KWOA has started a series of suggested titles for fiction and non-fiction books that may be of interest to members. If you have a favorite book related to forestry please send the title to editor@kwoa.net. You are also encouraged to submit a review of it. If you have read any of the on-line book reviews, we’d love to hear what you thought about them.

Suggested Reading:  The Hidden Life of Trees

By Peter Wohlleben

English translation 2016, Greystone Books Ltd., Vancouver, BC, Canada

Book review by Karen Marshall, KWOF board member

Peter Wohlleben is a German forester who gave up his position with the forestry commission in Germany to manage a forest as a nature preserve for the community of Hummel. He switched to horse-logging, eliminated insecticides and began letting the woods grow wilder.

The Hidden Life of Trees: What They Feel, How They Communicate – Discoveries from a Secret World busts many long accepted premises about forests such as:

Spacing out trees on plantation forests ensures that they get more sunlight and grow faster. Wohlleben asserts that light depredation for younger trees due to the crowns of more mature trees slows their growth which is a prerequisite if a tree is to live to a ripe old age (page 33). In addition, trees such as beeches are more productive when they are packed together where the fungi network can act as a redistribution mechanism (page 16).

As trees mature their growth rate slows. On the contrary, the older the tree, the more quickly it grows. If we want to use forests as a weapon in the fight against climate change, then we must allow them to grow old (pages 97-98).

When trees begin to sicken, it is the beginning of the end. Even strong trees get sick a lot over the course of their lives and may depend on weaker neighbors for support (page 17).

The thousands of nuts produced by a single tree will ensure a future generation. A mature beech tree can produce about 1.8 million beechnuts in an average lifetime. From these, exactly one will develop into a full-gown tree (page 29).

Trees are connected through their root systems in what Wohlleben terms the “wood wide web” of soil fungi that exchange nutrients and help sickly neighbors.

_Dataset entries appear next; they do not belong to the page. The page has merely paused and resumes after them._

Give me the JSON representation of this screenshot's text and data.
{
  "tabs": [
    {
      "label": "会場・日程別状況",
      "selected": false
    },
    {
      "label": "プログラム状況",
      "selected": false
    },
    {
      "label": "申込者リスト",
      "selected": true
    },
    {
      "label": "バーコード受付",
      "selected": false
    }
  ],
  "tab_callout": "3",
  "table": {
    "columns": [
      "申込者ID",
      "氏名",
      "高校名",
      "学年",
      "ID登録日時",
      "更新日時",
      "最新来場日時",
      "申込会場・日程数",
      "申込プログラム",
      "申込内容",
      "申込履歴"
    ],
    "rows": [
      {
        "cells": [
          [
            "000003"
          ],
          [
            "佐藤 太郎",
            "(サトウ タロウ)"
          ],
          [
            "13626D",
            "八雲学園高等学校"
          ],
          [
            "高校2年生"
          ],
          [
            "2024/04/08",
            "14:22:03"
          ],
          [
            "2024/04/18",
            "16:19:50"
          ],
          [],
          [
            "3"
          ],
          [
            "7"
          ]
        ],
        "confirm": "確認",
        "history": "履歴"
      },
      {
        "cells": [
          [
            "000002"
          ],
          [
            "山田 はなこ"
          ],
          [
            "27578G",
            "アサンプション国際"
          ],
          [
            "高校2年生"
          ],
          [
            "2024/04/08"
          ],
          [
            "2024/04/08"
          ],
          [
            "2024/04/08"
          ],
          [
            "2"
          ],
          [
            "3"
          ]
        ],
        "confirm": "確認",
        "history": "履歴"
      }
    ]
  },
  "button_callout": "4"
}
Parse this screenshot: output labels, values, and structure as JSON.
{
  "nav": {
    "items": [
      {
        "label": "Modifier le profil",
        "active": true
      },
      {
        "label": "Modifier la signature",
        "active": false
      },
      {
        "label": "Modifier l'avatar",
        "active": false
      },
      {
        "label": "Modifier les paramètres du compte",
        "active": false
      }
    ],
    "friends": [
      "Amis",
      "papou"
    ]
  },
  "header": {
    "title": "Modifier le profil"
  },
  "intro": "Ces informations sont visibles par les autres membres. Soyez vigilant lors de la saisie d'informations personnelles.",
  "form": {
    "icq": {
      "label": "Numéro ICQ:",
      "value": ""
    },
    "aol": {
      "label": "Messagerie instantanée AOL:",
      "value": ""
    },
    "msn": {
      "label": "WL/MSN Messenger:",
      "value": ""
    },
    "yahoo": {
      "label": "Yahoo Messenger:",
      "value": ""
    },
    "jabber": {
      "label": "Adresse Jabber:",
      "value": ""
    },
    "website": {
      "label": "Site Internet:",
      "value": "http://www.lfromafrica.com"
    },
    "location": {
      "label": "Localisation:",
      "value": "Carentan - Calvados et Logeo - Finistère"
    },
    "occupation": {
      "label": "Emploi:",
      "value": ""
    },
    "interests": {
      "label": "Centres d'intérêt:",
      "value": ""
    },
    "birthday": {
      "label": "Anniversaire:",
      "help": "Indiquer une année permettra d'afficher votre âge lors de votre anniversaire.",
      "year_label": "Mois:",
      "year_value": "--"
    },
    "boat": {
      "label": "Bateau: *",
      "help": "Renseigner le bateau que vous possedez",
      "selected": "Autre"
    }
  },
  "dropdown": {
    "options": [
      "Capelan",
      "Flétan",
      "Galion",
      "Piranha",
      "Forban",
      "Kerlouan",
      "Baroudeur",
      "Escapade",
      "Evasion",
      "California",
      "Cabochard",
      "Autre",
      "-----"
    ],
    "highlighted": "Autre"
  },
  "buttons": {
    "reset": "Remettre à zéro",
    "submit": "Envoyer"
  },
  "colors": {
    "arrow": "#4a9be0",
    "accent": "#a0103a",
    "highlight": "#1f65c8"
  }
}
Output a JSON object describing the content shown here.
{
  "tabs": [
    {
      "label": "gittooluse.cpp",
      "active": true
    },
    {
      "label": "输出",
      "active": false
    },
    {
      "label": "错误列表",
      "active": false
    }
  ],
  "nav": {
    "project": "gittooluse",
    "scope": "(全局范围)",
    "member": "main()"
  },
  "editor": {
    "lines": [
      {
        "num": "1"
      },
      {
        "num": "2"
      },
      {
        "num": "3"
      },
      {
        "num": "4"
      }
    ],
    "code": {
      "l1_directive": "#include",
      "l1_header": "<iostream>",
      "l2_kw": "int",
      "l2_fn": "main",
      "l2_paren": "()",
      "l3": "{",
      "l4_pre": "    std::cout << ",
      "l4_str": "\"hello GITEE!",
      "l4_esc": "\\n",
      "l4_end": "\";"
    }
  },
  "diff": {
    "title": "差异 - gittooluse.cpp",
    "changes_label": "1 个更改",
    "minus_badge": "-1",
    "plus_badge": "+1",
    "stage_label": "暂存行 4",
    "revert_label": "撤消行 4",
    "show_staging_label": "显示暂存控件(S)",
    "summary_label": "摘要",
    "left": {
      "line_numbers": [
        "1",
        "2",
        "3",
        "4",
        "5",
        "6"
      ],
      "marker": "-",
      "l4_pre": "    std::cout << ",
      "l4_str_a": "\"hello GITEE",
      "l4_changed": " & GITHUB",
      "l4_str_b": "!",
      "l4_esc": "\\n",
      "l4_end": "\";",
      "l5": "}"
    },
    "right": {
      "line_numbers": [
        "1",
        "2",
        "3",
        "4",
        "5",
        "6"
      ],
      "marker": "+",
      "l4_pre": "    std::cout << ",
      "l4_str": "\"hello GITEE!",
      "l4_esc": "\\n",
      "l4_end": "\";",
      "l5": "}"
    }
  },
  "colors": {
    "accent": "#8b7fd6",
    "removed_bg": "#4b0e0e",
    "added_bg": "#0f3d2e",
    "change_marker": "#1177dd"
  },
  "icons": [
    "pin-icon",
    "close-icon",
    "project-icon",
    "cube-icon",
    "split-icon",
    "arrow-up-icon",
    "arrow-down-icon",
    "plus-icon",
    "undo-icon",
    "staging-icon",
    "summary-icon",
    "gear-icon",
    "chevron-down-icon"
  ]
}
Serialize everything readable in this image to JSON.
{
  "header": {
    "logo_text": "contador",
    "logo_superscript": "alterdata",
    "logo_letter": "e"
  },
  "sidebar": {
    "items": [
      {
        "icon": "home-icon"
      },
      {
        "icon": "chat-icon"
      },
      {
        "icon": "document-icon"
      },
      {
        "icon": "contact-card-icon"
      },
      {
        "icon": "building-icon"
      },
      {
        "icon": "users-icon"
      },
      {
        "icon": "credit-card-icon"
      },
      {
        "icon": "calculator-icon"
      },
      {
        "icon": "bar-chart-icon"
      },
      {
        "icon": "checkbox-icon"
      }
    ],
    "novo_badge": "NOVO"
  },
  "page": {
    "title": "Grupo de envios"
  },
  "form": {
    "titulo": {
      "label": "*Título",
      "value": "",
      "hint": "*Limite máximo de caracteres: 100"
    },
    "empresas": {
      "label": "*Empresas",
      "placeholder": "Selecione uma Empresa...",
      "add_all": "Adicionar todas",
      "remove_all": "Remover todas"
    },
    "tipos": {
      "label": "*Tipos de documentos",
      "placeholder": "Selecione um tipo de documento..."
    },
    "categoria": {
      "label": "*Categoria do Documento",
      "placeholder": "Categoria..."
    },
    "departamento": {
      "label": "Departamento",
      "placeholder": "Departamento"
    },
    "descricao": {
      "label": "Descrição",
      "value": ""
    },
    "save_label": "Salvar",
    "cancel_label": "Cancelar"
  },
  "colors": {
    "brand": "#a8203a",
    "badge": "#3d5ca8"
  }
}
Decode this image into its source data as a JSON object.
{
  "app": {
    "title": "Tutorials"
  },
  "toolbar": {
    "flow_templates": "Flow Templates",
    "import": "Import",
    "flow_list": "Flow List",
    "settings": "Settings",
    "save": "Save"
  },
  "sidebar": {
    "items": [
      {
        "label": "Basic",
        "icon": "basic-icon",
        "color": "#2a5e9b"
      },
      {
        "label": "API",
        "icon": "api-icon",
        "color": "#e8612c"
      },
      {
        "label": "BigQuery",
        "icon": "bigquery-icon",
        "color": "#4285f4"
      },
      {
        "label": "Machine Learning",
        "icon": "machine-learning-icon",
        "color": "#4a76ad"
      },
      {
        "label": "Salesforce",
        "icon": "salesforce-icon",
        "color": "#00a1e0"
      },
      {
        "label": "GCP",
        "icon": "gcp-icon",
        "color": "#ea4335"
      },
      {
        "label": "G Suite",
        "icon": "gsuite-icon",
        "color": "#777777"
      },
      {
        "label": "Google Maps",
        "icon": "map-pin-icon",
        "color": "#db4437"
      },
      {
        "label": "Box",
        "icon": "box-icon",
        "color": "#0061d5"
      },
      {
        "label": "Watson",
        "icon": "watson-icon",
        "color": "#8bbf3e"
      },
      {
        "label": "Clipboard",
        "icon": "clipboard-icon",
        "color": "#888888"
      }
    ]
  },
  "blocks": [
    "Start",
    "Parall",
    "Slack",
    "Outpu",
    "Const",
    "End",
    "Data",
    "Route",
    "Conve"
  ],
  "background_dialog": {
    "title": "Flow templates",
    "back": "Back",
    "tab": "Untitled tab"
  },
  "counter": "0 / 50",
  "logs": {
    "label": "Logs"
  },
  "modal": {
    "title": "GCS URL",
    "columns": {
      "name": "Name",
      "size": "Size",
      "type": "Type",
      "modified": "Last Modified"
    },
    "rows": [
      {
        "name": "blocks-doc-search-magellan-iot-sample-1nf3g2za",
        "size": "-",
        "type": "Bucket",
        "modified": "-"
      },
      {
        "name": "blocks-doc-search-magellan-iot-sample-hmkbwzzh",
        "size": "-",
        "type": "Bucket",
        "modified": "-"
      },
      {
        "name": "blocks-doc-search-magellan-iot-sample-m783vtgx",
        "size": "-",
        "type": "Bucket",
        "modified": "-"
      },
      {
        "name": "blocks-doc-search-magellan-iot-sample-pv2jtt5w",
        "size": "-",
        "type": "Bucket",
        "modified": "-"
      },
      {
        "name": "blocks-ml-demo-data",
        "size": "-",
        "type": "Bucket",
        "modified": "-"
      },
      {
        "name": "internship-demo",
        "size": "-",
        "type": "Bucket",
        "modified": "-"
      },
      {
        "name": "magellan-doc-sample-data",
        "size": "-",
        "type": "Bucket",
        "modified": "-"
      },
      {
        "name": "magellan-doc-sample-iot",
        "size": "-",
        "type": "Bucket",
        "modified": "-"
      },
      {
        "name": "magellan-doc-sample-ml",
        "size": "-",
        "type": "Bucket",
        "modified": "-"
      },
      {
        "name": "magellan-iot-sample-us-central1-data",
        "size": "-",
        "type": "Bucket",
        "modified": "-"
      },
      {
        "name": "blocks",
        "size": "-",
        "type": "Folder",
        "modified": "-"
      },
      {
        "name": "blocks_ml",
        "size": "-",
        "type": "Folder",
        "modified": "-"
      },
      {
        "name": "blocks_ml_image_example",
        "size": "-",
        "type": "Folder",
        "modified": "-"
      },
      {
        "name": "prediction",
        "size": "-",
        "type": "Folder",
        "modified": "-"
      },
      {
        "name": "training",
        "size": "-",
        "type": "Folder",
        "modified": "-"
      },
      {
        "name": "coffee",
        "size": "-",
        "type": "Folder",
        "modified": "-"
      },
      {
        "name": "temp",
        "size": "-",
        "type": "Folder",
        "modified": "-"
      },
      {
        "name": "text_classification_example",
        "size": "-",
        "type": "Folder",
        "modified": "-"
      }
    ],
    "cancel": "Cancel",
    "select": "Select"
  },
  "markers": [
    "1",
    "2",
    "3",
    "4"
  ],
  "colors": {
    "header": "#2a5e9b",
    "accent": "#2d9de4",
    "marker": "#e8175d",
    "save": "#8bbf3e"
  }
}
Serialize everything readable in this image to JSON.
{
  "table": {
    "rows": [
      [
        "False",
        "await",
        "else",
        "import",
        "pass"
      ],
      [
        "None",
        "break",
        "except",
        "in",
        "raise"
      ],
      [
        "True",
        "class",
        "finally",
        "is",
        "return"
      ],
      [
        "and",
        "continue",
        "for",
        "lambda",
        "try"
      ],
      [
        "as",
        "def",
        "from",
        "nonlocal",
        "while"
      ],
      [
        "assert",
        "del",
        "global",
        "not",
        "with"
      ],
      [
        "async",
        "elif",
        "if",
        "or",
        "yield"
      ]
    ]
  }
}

Although Wohlleben is criticized by some as anthropomorphizing nature, he makes the complex biological aspects of forestry understandable and interesting to non-scientists while backing his ideas with scientific research and data. A review of Wohlleben’s book in the March 2018 issue of The Smithsonian notes that Wohlleben “has a rare understanding of the inner life of trees, and is able to describe it in accessible, evocative language.” (“The Whispering of the Trees” by Richard Grant, pp. 48-57.

With the current decimation by fire of forests in the west, I find Wohlleben’s findings in his chapter on the forest as water pump to be one of the most disturbing tenets of his book. Through transpiration coastal forests release water vapor that travels inland to be released as rain for inland forests. He posits that coastal forests are the foundation for this system and without it the system falls apart. On a related point, he refutes the idea that old growth forests are taken over by shrubby growth and brambles. Instead, he finds that old leaves predominate on the forest floor because of the deep shade, keeping it cool, damp and evenly regulated.

Watch a TV interview with Wohlleben at: https://www.theguardian.com/environment/2016/sep/12/peter-wohlleben-man-who-believes-trees-talk-to-each-other

Listen to a TED talk, “How Trees Talk to Each Other,” by another forest ecologist referenced extensively in Wohlleben’s book – Suzanne Simard, University of British Columbia – whose new discoveries are challenging the Western scientific method:

https://www.ted.com/talks/suzanne_simard_how_trees_talk_to_each_other/up-next